For film buffs, historians, and curious travelers alike, there are many film museums across the globe that catalog its international development over the last century.
Starting off with Britain, the city of Bradford was recognized as the world’s first UNESCO City of Film in 2009, now housing The National Science and Media Museum. With free admission, the museum offers a broad collection of works from cinema history, including Le Prince’s Le Prince’s mahogany-box camera and England’s first IMAX theatre within their Pictureville Cinema. The former object has particular significance in that Louis Le Prince, a French engineer based in Leeds, England, is considered the lost father of film.
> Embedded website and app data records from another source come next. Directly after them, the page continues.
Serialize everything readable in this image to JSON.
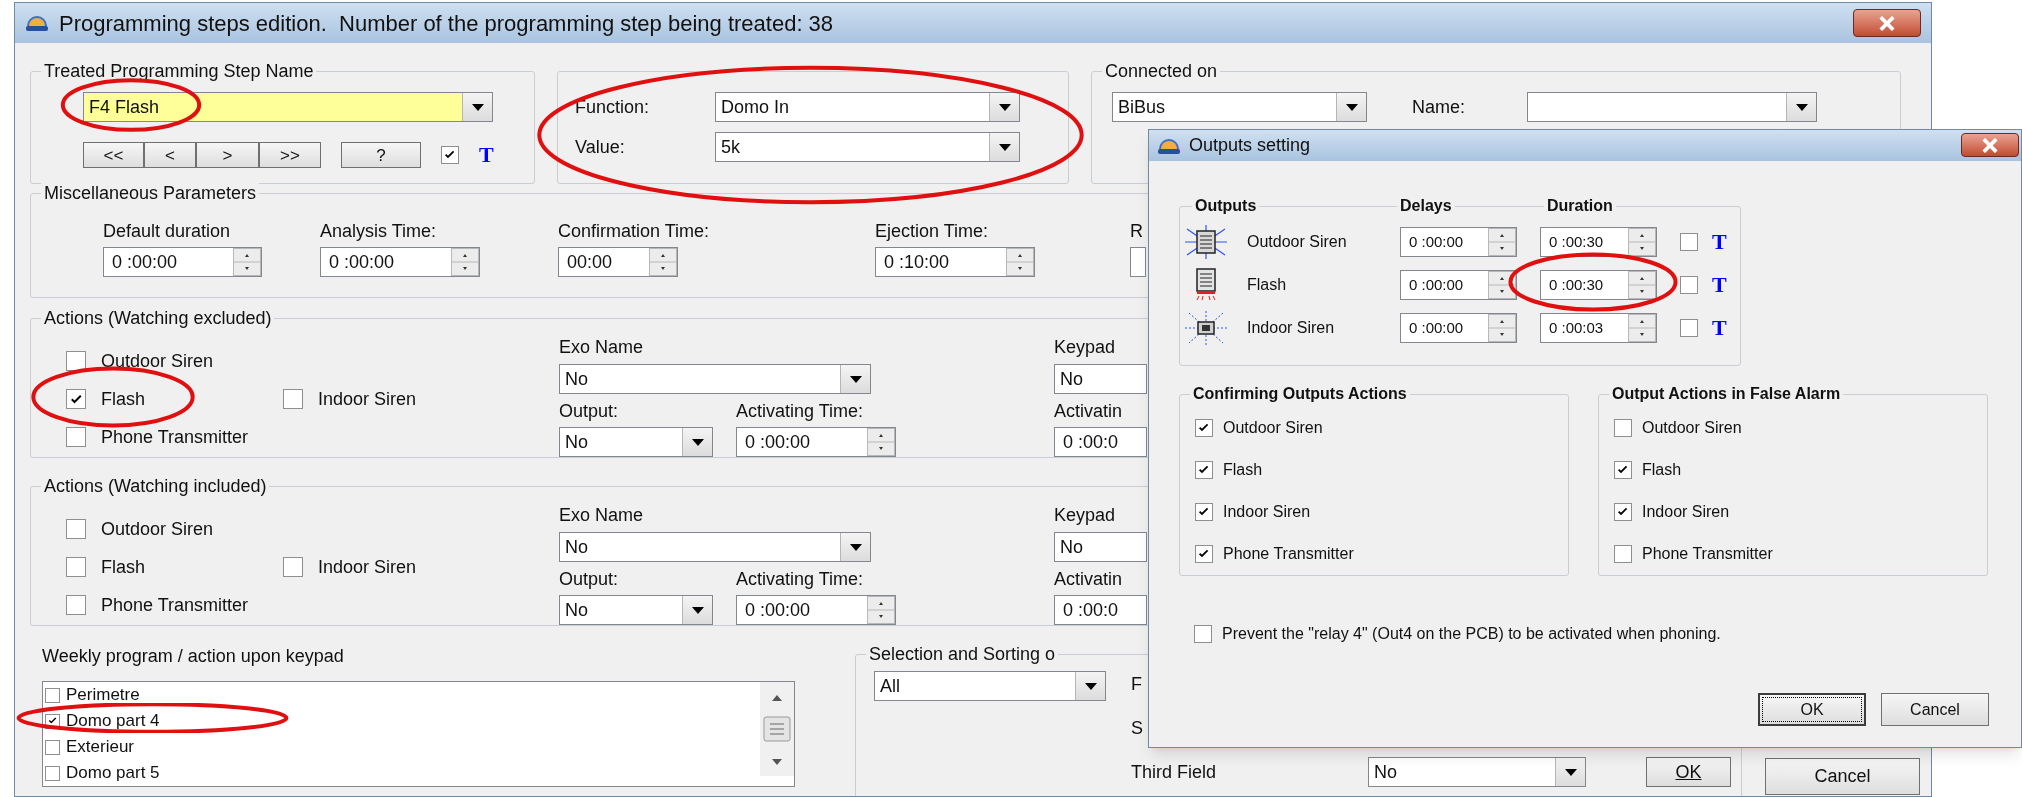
{
  "main_window": {
    "title": "Programming steps edition.  Number of the programming step being treated: 38",
    "step_name_group": {
      "title": "Treated Programming Step Name",
      "value": "F4  Flash",
      "nav_buttons": [
        "<<",
        "<",
        ">",
        ">>"
      ],
      "help_button": "?",
      "t_option": {
        "checked": true,
        "label": "T"
      }
    },
    "function_group": {
      "function_label": "Function:",
      "function_value": "Domo In",
      "value_label": "Value:",
      "value_value": "5k"
    },
    "connected_group": {
      "title": "Connected on",
      "bus": "BiBus",
      "name_label": "Name:"
    },
    "misc_group": {
      "title": "Miscellaneous Parameters",
      "fields": [
        {
          "label": "Default duration",
          "value": "0 :00:00"
        },
        {
          "label": "Analysis Time:",
          "value": "0 :00:00"
        },
        {
          "label": "Confirmation Time:",
          "value": "00:00"
        },
        {
          "label": "Ejection Time:",
          "value": "0 :10:00"
        },
        {
          "label": "R"
        }
      ]
    },
    "action_groups": [
      {
        "title": "Actions (Watching excluded)",
        "outputs": [
          {
            "label": "Outdoor Siren",
            "checked": false
          },
          {
            "label": "Flash",
            "checked": true
          },
          {
            "label": "Indoor Siren",
            "checked": false
          },
          {
            "label": "Phone Transmitter",
            "checked": false
          }
        ],
        "exo_label": "Exo Name",
        "exo_value": "No",
        "output_label": "Output:",
        "output_value": "No",
        "activating_label": "Activating Time:",
        "activating_value": "0 :00:00",
        "keypad_label": "Keypad",
        "keypad_value": "No",
        "keypad_activating_label": "Activatin",
        "keypad_activating_value": "0 :00:0"
      },
      {
        "title": "Actions (Watching included)",
        "outputs": [
          {
            "label": "Outdoor Siren",
            "checked": false
          },
          {
            "label": "Flash",
            "checked": false
          },
          {
            "label": "Indoor Siren",
            "checked": false
          },
          {
            "label": "Phone Transmitter",
            "checked": false
          }
        ],
        "exo_label": "Exo Name",
        "exo_value": "No",
        "output_label": "Output:",
        "output_value": "No",
        "activating_label": "Activating Time:",
        "activating_value": "0 :00:00",
        "keypad_label": "Keypad",
        "keypad_value": "No",
        "keypad_activating_label": "Activatin",
        "keypad_activating_value": "0 :00:0"
      }
    ],
    "weekly": {
      "title": "Weekly program / action upon keypad",
      "items": [
        {
          "label": "Perimetre",
          "checked": false
        },
        {
          "label": "Domo part 4",
          "checked": true
        },
        {
          "label": "Exterieur",
          "checked": false
        },
        {
          "label": "Domo part 5",
          "checked": false
        }
      ]
    },
    "selection_group": {
      "title": "Selection and Sorting o",
      "filter": "All",
      "field_labels": [
        "F",
        "S"
      ],
      "third_field_label": "Third Field",
      "third_field_value": "No",
      "ok_button": "OK"
    },
    "cancel_button": "Cancel"
  },
  "outputs_dialog": {
    "title": "Outputs setting",
    "headers": [
      "Outputs",
      "Delays",
      "Duration"
    ],
    "outputs": [
      {
        "kind": "outdoor_siren",
        "label": "Outdoor Siren",
        "delay": "0 :00:00",
        "duration": "0 :00:30",
        "t_checked": false,
        "t_label": "T"
      },
      {
        "kind": "flash",
        "label": "Flash",
        "delay": "0 :00:00",
        "duration": "0 :00:30",
        "t_checked": false,
        "t_label": "T"
      },
      {
        "kind": "indoor_siren",
        "label": "Indoor Siren",
        "delay": "0 :00:00",
        "duration": "0 :00:03",
        "t_checked": false,
        "t_label": "T"
      }
    ],
    "confirming": {
      "title": "Confirming Outputs Actions",
      "items": [
        {
          "label": "Outdoor Siren",
          "checked": true
        },
        {
          "label": "Flash",
          "checked": true
        },
        {
          "label": "Indoor Siren",
          "checked": true
        },
        {
          "label": "Phone Transmitter",
          "checked": true
        }
      ]
    },
    "false_alarm": {
      "title": "Output Actions in False Alarm",
      "items": [
        {
          "label": "Outdoor Siren",
          "checked": false
        },
        {
          "label": "Flash",
          "checked": true
        },
        {
          "label": "Indoor Siren",
          "checked": true
        },
        {
          "label": "Phone Transmitter",
          "checked": false
        }
      ]
    },
    "prevent": {
      "label": "Prevent the \"relay 4\" (Out4 on the PCB) to be activated when phoning.",
      "checked": false
    },
    "buttons": [
      {
        "label": "OK",
        "default": true
      },
      {
        "label": "Cancel",
        "default": false
      }
    ]
  }
}
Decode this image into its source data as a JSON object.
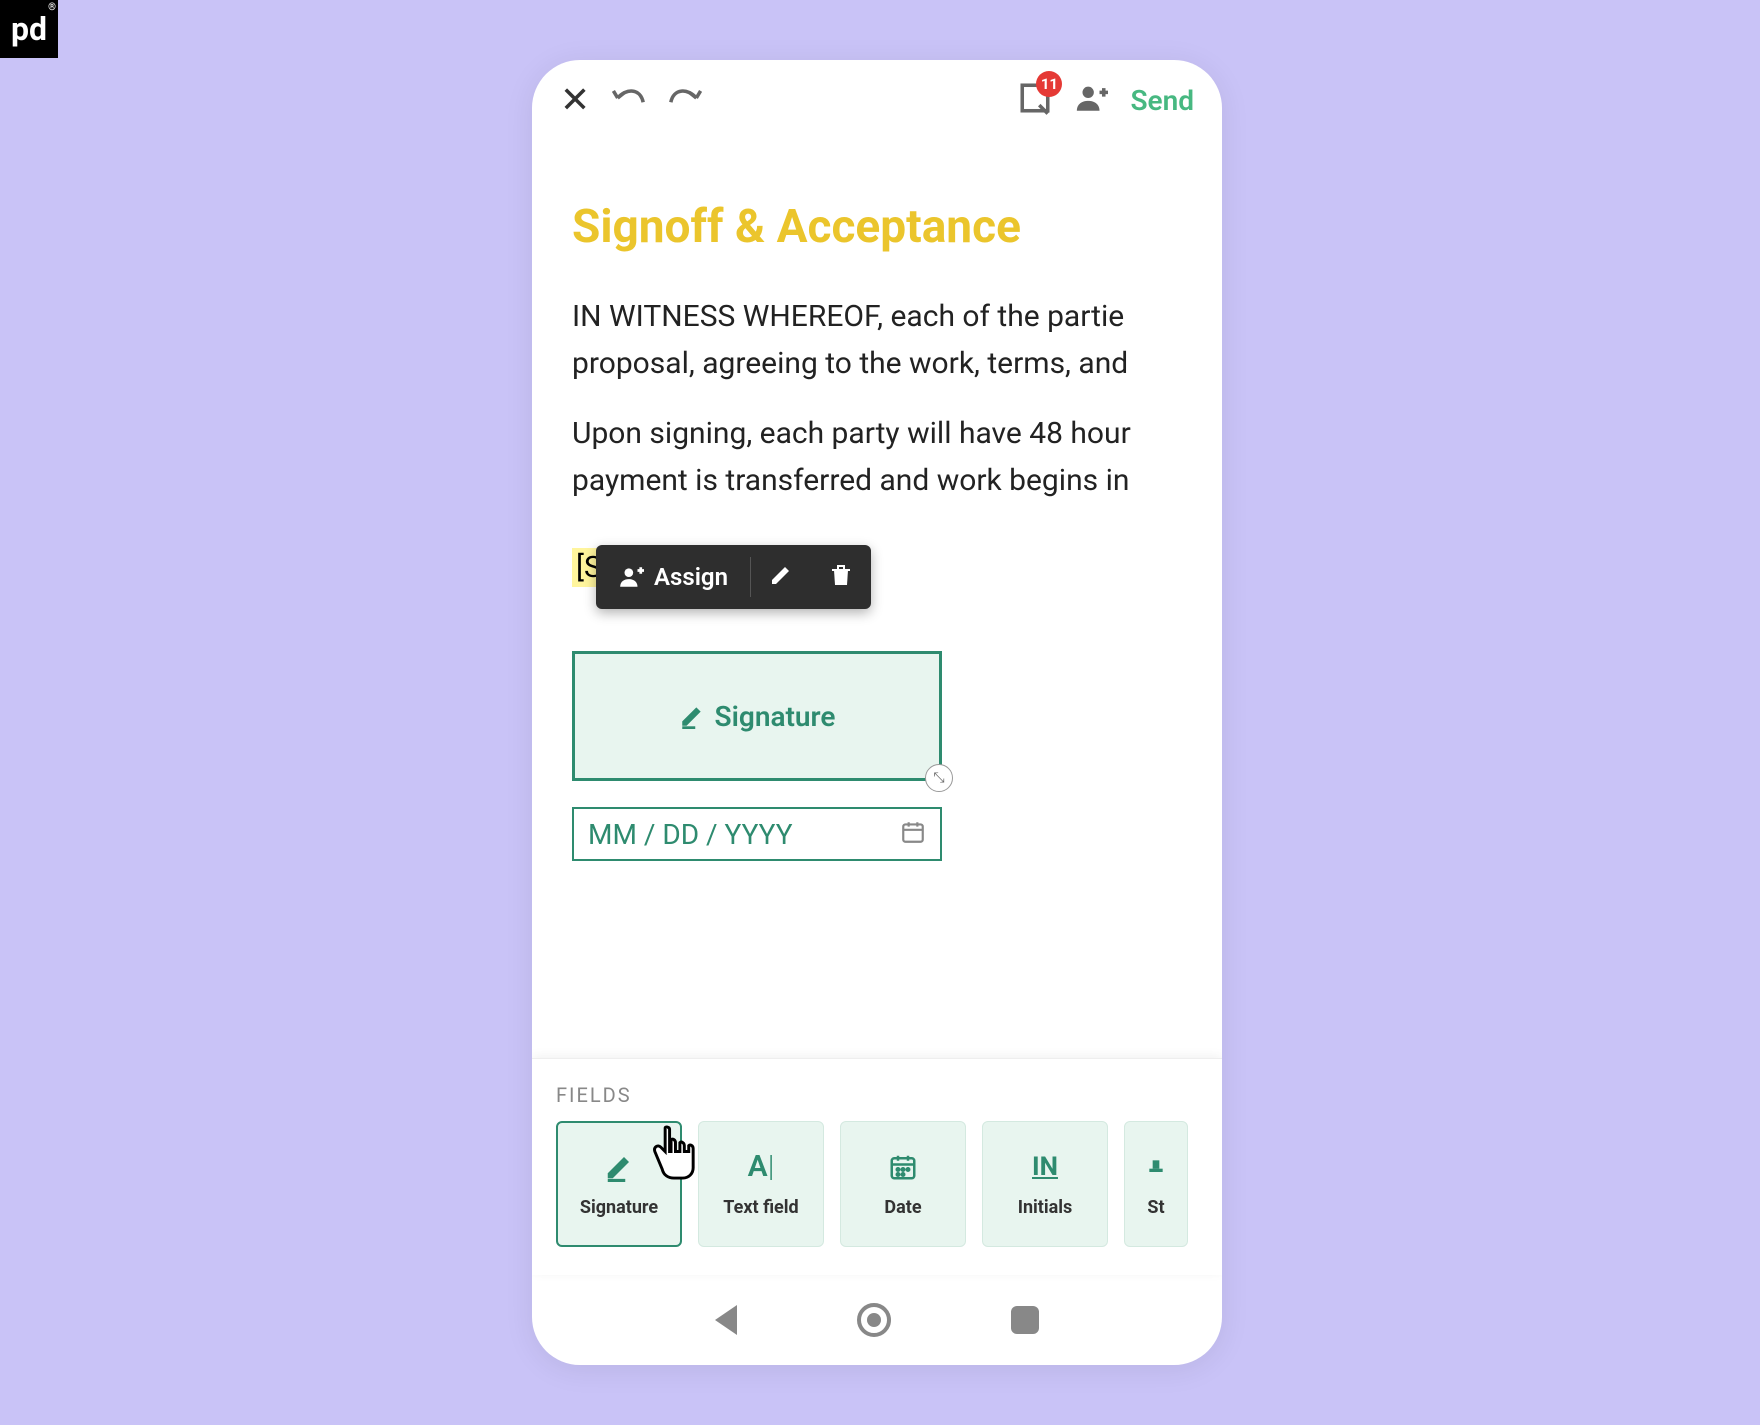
{
  "brand": {
    "logo_text": "pd"
  },
  "toolbar": {
    "badge_count": "11",
    "send_label": "Send"
  },
  "document": {
    "heading": "Signoff & Acceptance",
    "para1": "IN WITNESS WHEREOF, each of the partie proposal, agreeing to the work, terms, and",
    "para2": "Upon signing, each party will have 48 hour payment is transferred and work begins in",
    "highlighted_tag": "[Sender Company]",
    "signature_label": "Signature",
    "date_placeholder": "MM / DD / YYYY"
  },
  "context_menu": {
    "assign_label": "Assign"
  },
  "fields_panel": {
    "title": "FIELDS",
    "items": [
      {
        "label": "Signature",
        "icon": "signature"
      },
      {
        "label": "Text field",
        "icon": "text"
      },
      {
        "label": "Date",
        "icon": "date"
      },
      {
        "label": "Initials",
        "icon": "initials"
      },
      {
        "label": "St",
        "icon": "stamp"
      }
    ]
  }
}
Evidence indicates that Le Prince had made the world’s first motion picture using a single lens camera of his design, but his sudden death not long after obscured him from film history.
In France there is the Institut Lumière, the former mansion of the Lumière family who developed the Cinématographe, a combined camera, projector and film printer. This device produced the film La Sortie des ouvriers de l’usine Lumière (Workers Leaving the Lumière Factory) in 1895, along with other shorts for a paying audience. Exhibitions include this device as well as other inventions, as well as screenings in the Hangar du PremierFilm theatre. There is also the annual Lyon’s Lumière Festival. Another French museum is Cinémathèque Francaise, founded by Henri Langlois and preserving one of the world’s largest film archives.
Australia has a part to play as well, with its national museum of screen culture, ACMI, which also participates in the Melbourne Queer Film Festival, the largest in the southern hemisphere. Italy’s film empire is also highly significant, with its historical Rome’s Cinecittà Studios as the centerpiece, producer of 50-plus Academy Award winners. Cinecittà Si Mostra displays the legacy of the studio, including three permanent outdoor stages and memorabilia. Others include the world’s tallest museum, Museo Nazionale del Cinema in Italy, Deutsche Kinemathek Museum fur Film und Fernsehen in Germany, and Chaplin’s World, dedicated to Charlie Chaplin, in Switzerland.
The United States, as the site of the powerhouse that is Hollywood, naturally has many museums dedicated to film and its history. However, the original “Hollywood” actually began in Fort Lee, New Jersey, its memory preserved by the Barrymore Film Center led by Tom Meyers, with family ties in the industry and a hometown in Fort Lee. The museum combines a cinema with a film museum and archives while occupying the site where famous silent-era actors filmed. In New York City, there is the Museum of the Moving Image, as well as Kaufman Astoria Studios still in use nearby, which has its own colorful history. The former is praised internationally for its focus on and insight into the process of filmmakers and ever evolving technology for the medium. The George Eastman Museum in Rochester, New York catalogs another big industry player, Eastman Kodak, and his legacy.
In Hollywood itself, there is the Hollywood Museum, the Hollywood Heritage Museum, TIFF Bell Lightbox, Lucas Museum of Narrative Arts, and others cataloguing historical film and hosting contemporary screenings and events. The Academy Museum of Motion Pictures is a more recent addition, established in September 2021 with the organization’s vast collection of industry-related materials.
For a more detailed guide to international movie museums, click here.
Opening photo: Elle Fanning at the Cannes Film Festival 2019 (Image by Andrea Raffin)